Cubans vote without Castro in charge
Cubans vote without Castro in charge
Posted on Sun, Oct. 21, 2007
By WILL WEISSERT
Associated Press Writer
Cubans opened an election cycle Sunday that will lead to a decision next
year on whether ailing leader Fidel Castro will remain atop the
communist-run island's supreme governing body.
The nationwide municipal voting marked the start of a multitiered
process that culminates with parliamentary elections next spring.
Lawmakers could then decide to officially replace Castro, 81, with his
younger brother Raul as head of the 31-member Council of State.
The elder Castro has been the island's unchallenged leader since his
revolution toppled dictator Fulgencio Batista in 1959. But he has not
been seen in public since undergoing emergency intestinal surgeries and
ceding power to a provisional government headed by his brother in July 2006.
Some 37,258 candidates were vying for 15,236 positions on municipal
assemblies nationwide and official media has said turnout of over 95
percent of the island's 8.3 million eligible voters is expected.
"If my commandant recovers his health, we will want him (as president)
forever. There's no one like him," said voter Gladys Veitia, tears
welling in her eyes.
Fidel Castro has looked lucid in recent state videos, but also frail and
in little condition to return to power. Cuban television reported he
cast his ballot around midday without leaving the undisclosed location
where he has been recovering for nearly 15 months.
In a statement read on official television during a subsequent national
newscast, Castro did not mention the elections, but referred to news
from Washington that, in coming days, President Bush planned to announce
initiatives aimed at fostering democratic transition in Cuba.
"Bush is obsessed with Cuba," Castro wrote, accusing the U.S.
administration of harboring terrorists, torturing terror suspects held
at the U.S. Naval Base at Guantanamo Bay and prolonging the 45-year-old
trade embargo against the island, which he called "your genocidal blockade."
The White House said Bush would announce "new initiatives" on Cuba at
the State Department on Wednesday. White House spokesman Tony Fratto
said last week that Bush would "emphasize the importance of democracy
for the Cuban people and the role the international community can play
in Cuba's transition."
The municipal elections are held every two and a half years. Voting is
not mandatory, though failing to cast a ballot can draw unwanted
attention in neighborhoods, where Revolutionary Defense Committees keep
tabs on residents. Anyone over 16 years old can cast a ballot.
Organized campaigning is forbidden, but officials posted resumes and
photographs of candidates which listed age, marital status, education
and experience. The Communist Party is the only one allowed by the
constitution, and while candidates do not have to be members, critics
claim they are the only ones who ever win.
Authorities will announce official results late Monday. Many races
feature three or more candidates, and run-off elections next week will
decide contests where no one receives a majority of votes.
Raul Castro voted at a polling place near Havana's sprawling Revolution

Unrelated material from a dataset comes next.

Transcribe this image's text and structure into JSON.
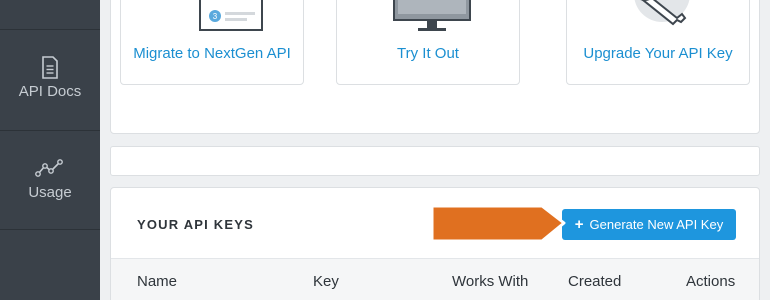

Plaza. He chatted with children in school uniforms and exchanged
pleasantries with a few military leaders who also voted.
Polling stations in Cuba are manned by children who salute voters as
they stuff completed ballots into boxes decorated in a variety of
colors. Signs, some hand-scrawled, were posted outside booths
proclaiming "Vote early," and "Choose the best and most capable."
Loitering near Havana's seaside Malecon late Saturday, two teens said
they would vote to avoid political repercussions, but that they didn't
support the elections.
"Nothing will change," said one, a college student who insisted on
Government critics and human rights groups – which are tolerated but
dismissed as mercenaries of U.S. authorities by Cuba's government –
boycotted the process.
Leading dissident Martha Beatriz Roque said elections are not secret
since all candidates nominated for municipal positions were chosen by a
show of hands at neighborhood gatherings – where no one dares nominate
"They are not democratic, so we can't call them 'elections,'" Roque, an
economist who was jailed for opposing the government but released for
medical reasons, said in a recent interview.
Cuba defends its system, saying it stresses service to one's neighbors
rather than excessive fund raising.